The Republican candidates for the American presidential election of 2024 sparred over a number of issues at the first debate of the campaign on Wednesday. The debate was held without the former president and was surrounded by polls and well-intentioned spoilers. The four charges against the erratic millionaire, which are receiving overwhelming media coverage, have sparked the most heated debates among the eight people seated at the platform.
A curious response pattern emerged when asked if Donald Trump should be given the keys to the White House even if he were found guilty of a crime in court. All the candidates, with the exception of two, reluctantly raised their hands. One such candidate is Ron DeSantis, who served as the former president’s chief foe but whose status as a rising star on the hard-right has been under intense scrutiny recently.
Chris Christie, one of Donald Trump’s most critical candidates, remarked, “It’s high time to stop normalising his behaviour,” but the crowd loudly booed him.
A “witch hunt”
Donald Trump reportedly made the decision to skip this meeting due of his significant lead in the Republican opinion surveys, which was organised in Milwaukee, Wisconsin.
The contradiction is that the former leader, who has been charged four times in less than six months, is currently outpacing everyone else in the fight for the Republican nominee.
This evening was a golden opportunity for the former president’s opponents to stand out in a political and media environment that is entirely focused on his legal failures. When the topic of abortion came up—a politically unpopular one for Republicans—some of the stings were fired.
Particularly between Mike Pence, the former vice president who “dedicated his life to Jesus Christ,” and Nikki Haley, the lone woman to win the Republican nomination.
This sixty-year-old, one of Donald Trump’s ardent supporters, changed his tone after the assault on the Capitol on January 6, 2021, which was another hot topic in Milwaukee on Wednesday. In a sometimes confusing environment, there were brief mentions of immigration, global warming, and the war in Ukraine.
Others who are perhaps running for vice president and are somewhat unknown to the general public have also tried to get their big break.
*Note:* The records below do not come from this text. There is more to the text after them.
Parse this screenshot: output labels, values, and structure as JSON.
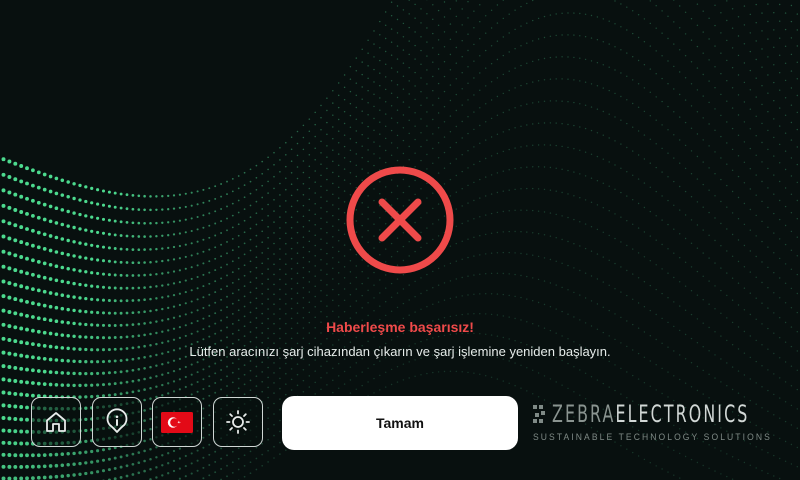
{
  "status": {
    "icon": "x-circle-icon",
    "title": "Haberleşme başarısız!",
    "message": "Lütfen aracınızı şarj cihazından çıkarın ve şarj işlemine yeniden başlayın."
  },
  "toolbar": {
    "home_icon": "home-icon",
    "info_icon": "info-icon",
    "language_icon": "turkey-flag-icon",
    "brightness_icon": "sun-icon"
  },
  "confirm_label": "Tamam",
  "brand": {
    "name_part1": "ZEBRA",
    "name_part2": "ELECTRONICS",
    "tagline": "SUSTAINABLE TECHNOLOGY SOLUTIONS"
  },
  "colors": {
    "background": "#08100f",
    "wave": "#3de38f",
    "error": "#ef4a4a",
    "button": "#ffffff"
  }
}
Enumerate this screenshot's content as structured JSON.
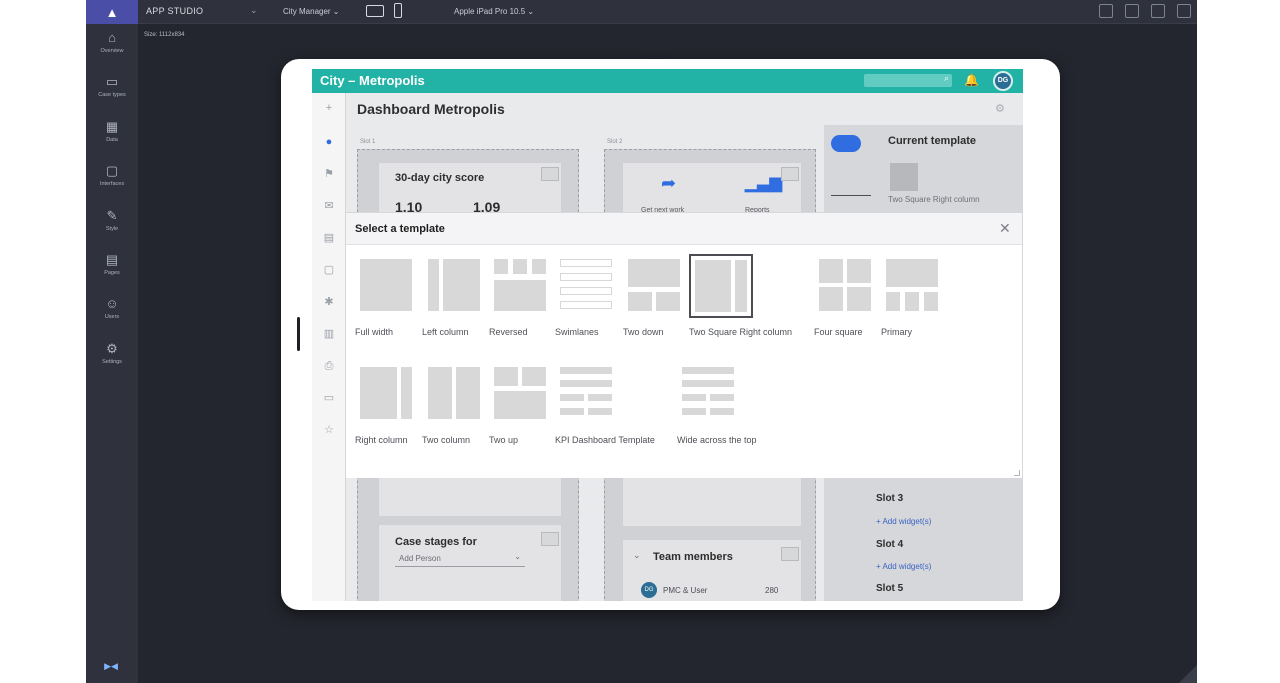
{
  "studio": {
    "logo": "▲",
    "title": "APP STUDIO",
    "title_caret": "⌄",
    "case_select": "City Manager ⌄",
    "device_name": "Apple iPad Pro 10.5 ⌄",
    "size_label": "Size: 1112x834",
    "nav": [
      {
        "icon": "⌂",
        "label": "Overview"
      },
      {
        "icon": "▭",
        "label": "Case types"
      },
      {
        "icon": "▦",
        "label": "Data"
      },
      {
        "icon": "▢",
        "label": "Interfaces"
      },
      {
        "icon": "✎",
        "label": "Style"
      },
      {
        "icon": "▤",
        "label": "Pages"
      },
      {
        "icon": "☺",
        "label": "Users"
      },
      {
        "icon": "⚙",
        "label": "Settings"
      }
    ],
    "bottom_icon": "▶◀"
  },
  "app": {
    "title": "City – Metropolis",
    "search_icon": "⌕",
    "bell_icon": "🔔",
    "avatar_initials": "DG",
    "dashboard_title": "Dashboard Metropolis",
    "rail_icons": [
      "+",
      "●",
      "⚑",
      "✉",
      "▤",
      "▢",
      "✱",
      "▥",
      "⎙",
      "▭",
      "☆"
    ],
    "slot1_label": "Slot 1",
    "slot2_label": "Slot 2",
    "score_card_title": "30-day city score",
    "score_a": "1.10",
    "score_b": "1.09",
    "share_label": "Get next work",
    "chart_label": "Reports",
    "case_stages_title": "Case stages for",
    "case_stages_select": "Add Person",
    "case_stages_caret": "⌄",
    "team_title": "Team members",
    "team_member_initials": "DG",
    "team_member_name": "PMC & User",
    "team_member_count": "280",
    "current_template_title": "Current template",
    "current_template_name": "Two Square Right column",
    "slot3": "Slot 3",
    "slot4": "Slot 4",
    "slot5": "Slot 5",
    "add_widget": "+ Add widget(s)"
  },
  "modal": {
    "title": "Select a template",
    "close": "✕",
    "templates": [
      {
        "name": "Full width"
      },
      {
        "name": "Left column"
      },
      {
        "name": "Reversed"
      },
      {
        "name": "Swimlanes"
      },
      {
        "name": "Two down"
      },
      {
        "name": "Two Square Right column",
        "selected": true
      },
      {
        "name": "Four square"
      },
      {
        "name": "Primary"
      },
      {
        "name": "Right column"
      },
      {
        "name": "Two column"
      },
      {
        "name": "Two up"
      },
      {
        "name": "KPI Dashboard Template"
      },
      {
        "name": "Wide across the top"
      }
    ]
  }
}
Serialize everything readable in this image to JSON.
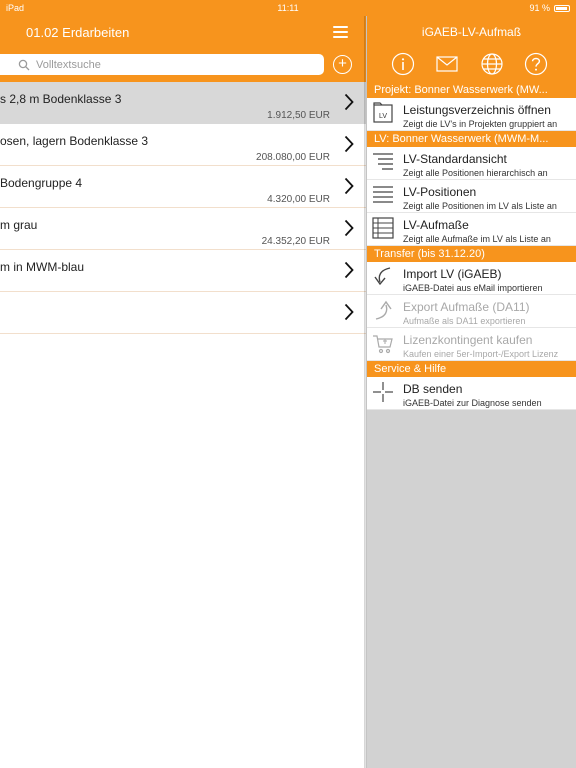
{
  "status": {
    "device": "iPad",
    "time": "11:11",
    "battery": "91 %"
  },
  "left": {
    "title": "01.02 Erdarbeiten",
    "search_placeholder": "Volltextsuche",
    "rows": [
      {
        "title": "s 2,8 m Bodenklasse 3",
        "amount": "1.912,50 EUR",
        "selected": true
      },
      {
        "title": "osen, lagern Bodenklasse 3",
        "amount": "208.080,00 EUR"
      },
      {
        "title": " Bodengruppe 4",
        "amount": "4.320,00 EUR"
      },
      {
        "title": "m grau",
        "amount": "24.352,20 EUR"
      },
      {
        "title": "m in MWM-blau",
        "amount": ""
      },
      {
        "title": "",
        "amount": ""
      }
    ]
  },
  "right": {
    "title": "iGAEB-LV-Aufmaß",
    "header_icons": [
      "info-icon",
      "mail-icon",
      "globe-icon",
      "help-icon"
    ],
    "sections": [
      {
        "title": "Projekt: Bonner Wasserwerk (MW...",
        "items": [
          {
            "icon": "lv-folder-icon",
            "title": "Leistungsverzeichnis öffnen",
            "subtitle": "Zeigt die LV's in Projekten gruppiert an",
            "disabled": false
          }
        ]
      },
      {
        "title": "LV: Bonner Wasserwerk (MWM-M...",
        "items": [
          {
            "icon": "hierarchy-list-icon",
            "title": "LV-Standardansicht",
            "subtitle": "Zeigt alle Positionen hierarchisch an",
            "disabled": false
          },
          {
            "icon": "flat-list-icon",
            "title": "LV-Positionen",
            "subtitle": "Zeigt alle Positionen im LV als Liste an",
            "disabled": false
          },
          {
            "icon": "table-icon",
            "title": "LV-Aufmaße",
            "subtitle": "Zeigt alle Aufmaße im LV als Liste an",
            "disabled": false
          }
        ]
      },
      {
        "title": "Transfer (bis 31.12.20)",
        "items": [
          {
            "icon": "import-arrow-icon",
            "title": "Import LV (iGAEB)",
            "subtitle": "iGAEB-Datei aus eMail importieren",
            "disabled": false
          },
          {
            "icon": "export-arrow-icon",
            "title": "Export Aufmaße (DA11)",
            "subtitle": "Aufmaße als DA11 exportieren",
            "disabled": true
          },
          {
            "icon": "cart-icon",
            "title": "Lizenzkontingent kaufen",
            "subtitle": "Kaufen einer 5er-Import-/Export Lizenz",
            "disabled": true
          }
        ]
      },
      {
        "title": "Service & Hilfe",
        "items": [
          {
            "icon": "database-send-icon",
            "title": "DB senden",
            "subtitle": "iGAEB-Datei zur Diagnose senden",
            "disabled": false
          }
        ]
      }
    ]
  },
  "colors": {
    "accent": "#f7941d",
    "pane_background": "#d2d2d2"
  }
}
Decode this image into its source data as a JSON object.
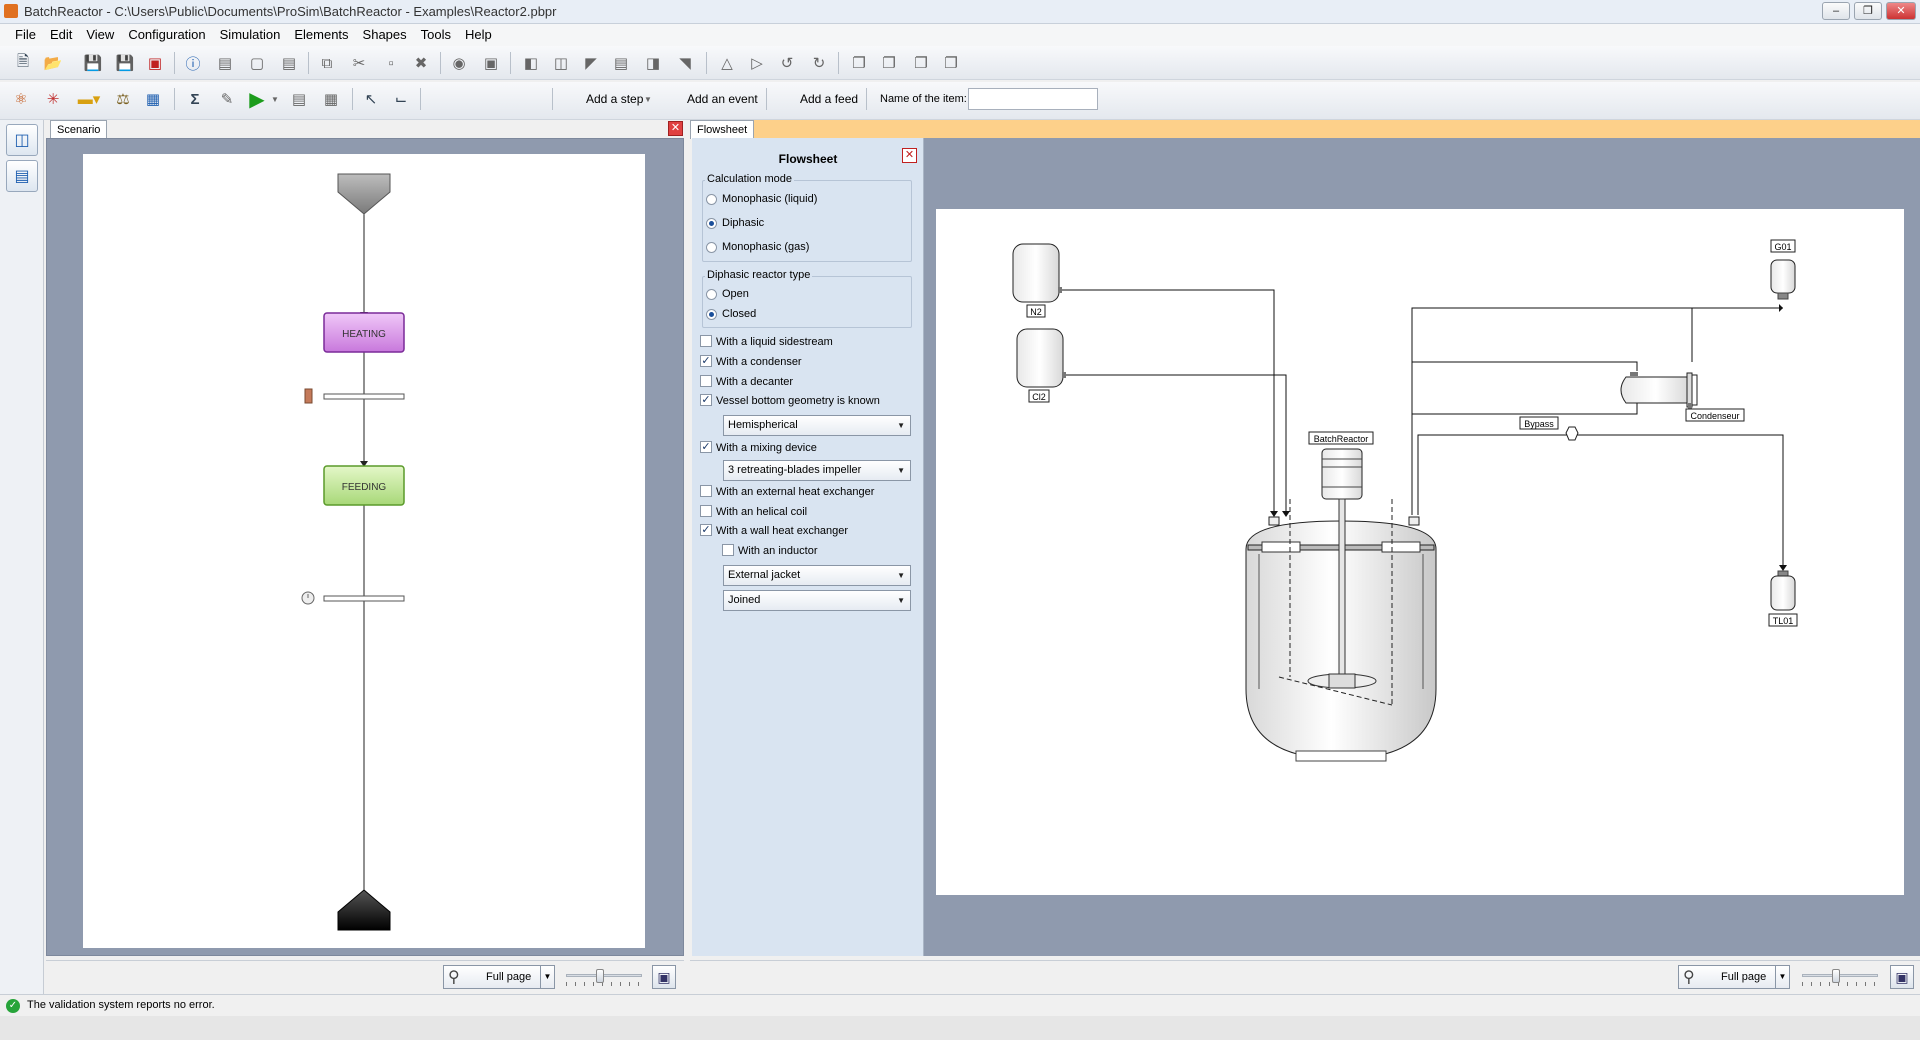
{
  "window": {
    "title": "BatchReactor - C:\\Users\\Public\\Documents\\ProSim\\BatchReactor - Examples\\Reactor2.pbpr"
  },
  "menu": [
    "File",
    "Edit",
    "View",
    "Configuration",
    "Simulation",
    "Elements",
    "Shapes",
    "Tools",
    "Help"
  ],
  "toolbar": {
    "add_step_label": "Add a step",
    "add_event_label": "Add an event",
    "add_feed_label": "Add a feed",
    "item_name_label": "Name of the item:",
    "item_name_value": ""
  },
  "scenario": {
    "tab_label": "Scenario",
    "steps": [
      {
        "label": "HEATING",
        "color": "#d89ae6"
      },
      {
        "label": "FEEDING",
        "color": "#b4e08a"
      }
    ],
    "zoom_label": "Full page"
  },
  "flowsheet": {
    "tab_label": "Flowsheet",
    "panel_title": "Flowsheet",
    "calc_mode_label": "Calculation mode",
    "calc_modes": [
      {
        "label": "Monophasic (liquid)",
        "selected": false
      },
      {
        "label": "Diphasic",
        "selected": true
      },
      {
        "label": "Monophasic (gas)",
        "selected": false
      }
    ],
    "reactor_type_label": "Diphasic reactor type",
    "reactor_types": [
      {
        "label": "Open",
        "selected": false
      },
      {
        "label": "Closed",
        "selected": true
      }
    ],
    "options": [
      {
        "label": "With a liquid sidestream",
        "checked": false
      },
      {
        "label": "With a condenser",
        "checked": true
      },
      {
        "label": "With a decanter",
        "checked": false
      },
      {
        "label": "Vessel bottom geometry is known",
        "checked": true
      },
      {
        "label": "With a mixing device",
        "checked": true
      },
      {
        "label": "With an external heat exchanger",
        "checked": false
      },
      {
        "label": "With an helical coil",
        "checked": false
      },
      {
        "label": "With a wall heat exchanger",
        "checked": true
      },
      {
        "label": "With an inductor",
        "checked": false
      }
    ],
    "bottom_geometry_value": "Hemispherical",
    "mixing_device_value": "3 retreating-blades impeller",
    "wall_exchanger_value": "External jacket",
    "joined_value": "Joined",
    "units": {
      "n2": "N2",
      "cl2": "Cl2",
      "g01": "G01",
      "tl01": "TL01",
      "reactor": "BatchReactor",
      "condenser": "Condenseur",
      "bypass": "Bypass"
    },
    "zoom_label": "Full page"
  },
  "status": {
    "message": "The validation system reports no error.",
    "ok_color": "#27a43a"
  }
}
Vivek Ramaswamy, a businessman who built his wealth in biotechnology, addressed the audience, “Let me answer the question everyone is asking at home tonight: who is this skinny guy with a funny last name?” The audience laughed as he spoke.
However, the risk was increased because Donald Trump had chosen to offer counter-programming.
At the same time as the debate, the former president voluntarily engaged in provocative behaviour by giving Tucker Carlson, a former Fox News star anchor, an interview on X (now Twitter). In a 45-minute conversation, Donald Trump talked nonstop on the imprisonment death of the financier Jeffrey Epstein or his friendship with Kim Jong Un of North Korea.
Additionally, he intensified his criticism on Joe Biden, whom he referred to as “the worst president in the history of our country.”
On Thursday, Trump is in Georgia.
Donald Trump will travel to Atlanta this Thursday to appear before the authorities of the American state of Georgia, where he is accused of trying to overturn the outcome of the 2020 presidential election, as an illustration of the humorous campaign the former reality TV star is launching.
In actuality, Mr. Trump will be formally detained. Then, with the potential to make the Republican candidate notorious, the government of this state in the country’s southeast should take his forensic photograph, sometimes known as his “mugshot.”He will then be released after posting a bond.
Joe Biden, who, barring a major shock, will confront the Republican primary winner on November 5, 2024, was one of the viewers of the Fox News debate.
The Democratic leader’s age—the first octogenarian president in American history—was also briefly discussed, and the president was jeered by the audience at the outset of the programme.
Trump has been threatening to skip the debate for some time. Even at a rally on Saturday in Erie, Pennsylvania, the crowd responded with a chorus of “No”s when he asked them if they thought he should take part in the debate.
Trump presumably realises that, debate or no debate, he will remain the front-runner. He has been pressured to take part in the debate by other contenders, most notably Chris Christie, who stated on Sunday that by the time it takes place, “the front-runner will be out on bail in four different jurisdictions—Florida, Washington, Georgia, and New York.”